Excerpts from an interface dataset

---+---

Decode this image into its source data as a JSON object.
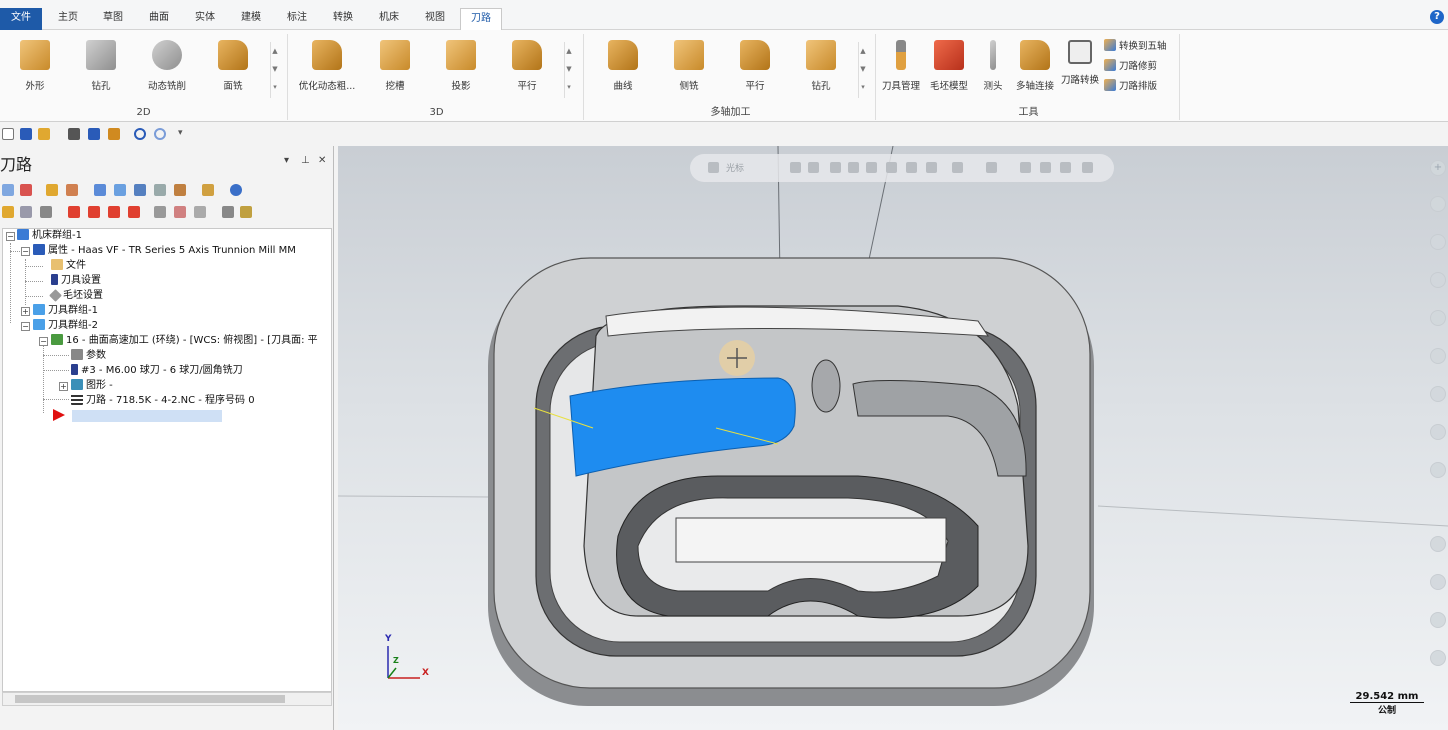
{
  "menu": {
    "tabs": [
      "文件",
      "主页",
      "草图",
      "曲面",
      "实体",
      "建模",
      "标注",
      "转换",
      "机床",
      "视图",
      "刀路"
    ],
    "active": "刀路"
  },
  "ribbon": {
    "group_2d": {
      "label": "2D",
      "buttons": [
        "外形",
        "钻孔",
        "动态铣削",
        "面铣"
      ]
    },
    "group_3d": {
      "label": "3D",
      "buttons": [
        "优化动态粗...",
        "挖槽",
        "投影",
        "平行"
      ]
    },
    "group_multi": {
      "label": "多轴加工",
      "buttons": [
        "曲线",
        "侧铣",
        "平行",
        "钻孔"
      ]
    },
    "group_tools": {
      "label": "工具",
      "buttons": [
        "刀具管理",
        "毛坯模型",
        "测头",
        "多轴连接",
        "刀路转换"
      ],
      "small": [
        "转换到五轴",
        "刀路修剪",
        "刀路排版"
      ]
    }
  },
  "panel": {
    "title": "刀路",
    "tree": {
      "root": "机床群组-1",
      "properties": "属性 - Haas VF - TR Series 5 Axis Trunnion Mill MM",
      "files": "文件",
      "tool_settings": "刀具设置",
      "stock_settings": "毛坯设置",
      "tool_group_1": "刀具群组-1",
      "tool_group_2": "刀具群组-2",
      "operation": "16 - 曲面高速加工 (环绕) - [WCS: 俯视图] - [刀具面: 平",
      "params": "参数",
      "tool": "#3 - M6.00 球刀 - 6 球刀/圆角铣刀",
      "geometry": "图形 -",
      "toolpath": "刀路 - 718.5K - 4-2.NC - 程序号码 0"
    }
  },
  "viewport": {
    "toolbar_label": "光标",
    "scale_value": "29.542 mm",
    "scale_unit": "公制",
    "axes": {
      "x": "X",
      "y": "Y",
      "z": "Z"
    }
  },
  "colors": {
    "accent": "#1e5aa8",
    "selection": "#1e8cf0"
  }
}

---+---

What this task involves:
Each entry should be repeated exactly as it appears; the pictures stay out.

Reply:
Decode this image into its source data as a JSON object.
{
  "menu": {
    "tabs": [
      "文件",
      "主页",
      "草图",
      "曲面",
      "实体",
      "建模",
      "标注",
      "转换",
      "机床",
      "视图",
      "刀路"
    ],
    "active": "刀路"
  },
  "ribbon": {
    "group_2d": {
      "label": "2D",
      "buttons": [
        "外形",
        "钻孔",
        "动态铣削",
        "面铣"
      ]
    },
    "group_3d": {
      "label": "3D",
      "buttons": [
        "优化动态粗...",
        "挖槽",
        "投影",
        "平行"
      ]
    },
    "group_multi": {
      "label": "多轴加工",
      "buttons": [
        "曲线",
        "侧铣",
        "平行",
        "钻孔"
      ]
    },
    "group_tools": {
      "label": "工具",
      "buttons": [
        "刀具管理",
        "毛坯模型",
        "测头",
        "多轴连接",
        "刀路转换"
      ],
      "small": [
        "转换到五轴",
        "刀路修剪",
        "刀路排版"
      ]
    }
  },
  "panel": {
    "title": "刀路",
    "tree": {
      "root": "机床群组-1",
      "properties": "属性 - Haas VF - TR Series 5 Axis Trunnion Mill MM",
      "files": "文件",
      "tool_settings": "刀具设置",
      "stock_settings": "毛坯设置",
      "tool_group_1": "刀具群组-1",
      "tool_group_2": "刀具群组-2",
      "operation": "16 - 曲面高速加工 (环绕) - [WCS: 俯视图] - [刀具面: 平",
      "params": "参数",
      "tool": "#3 - M6.00 球刀 - 6 球刀/圆角铣刀",
      "geometry": "图形 -",
      "toolpath": "刀路 - 718.5K - 4-2.NC - 程序号码 0"
    }
  },
  "viewport": {
    "toolbar_label": "光标",
    "scale_value": "29.542 mm",
    "scale_unit": "公制",
    "axes": {
      "x": "X",
      "y": "Y",
      "z": "Z"
    }
  },
  "colors": {
    "accent": "#1e5aa8",
    "selection": "#1e8cf0"
  }
}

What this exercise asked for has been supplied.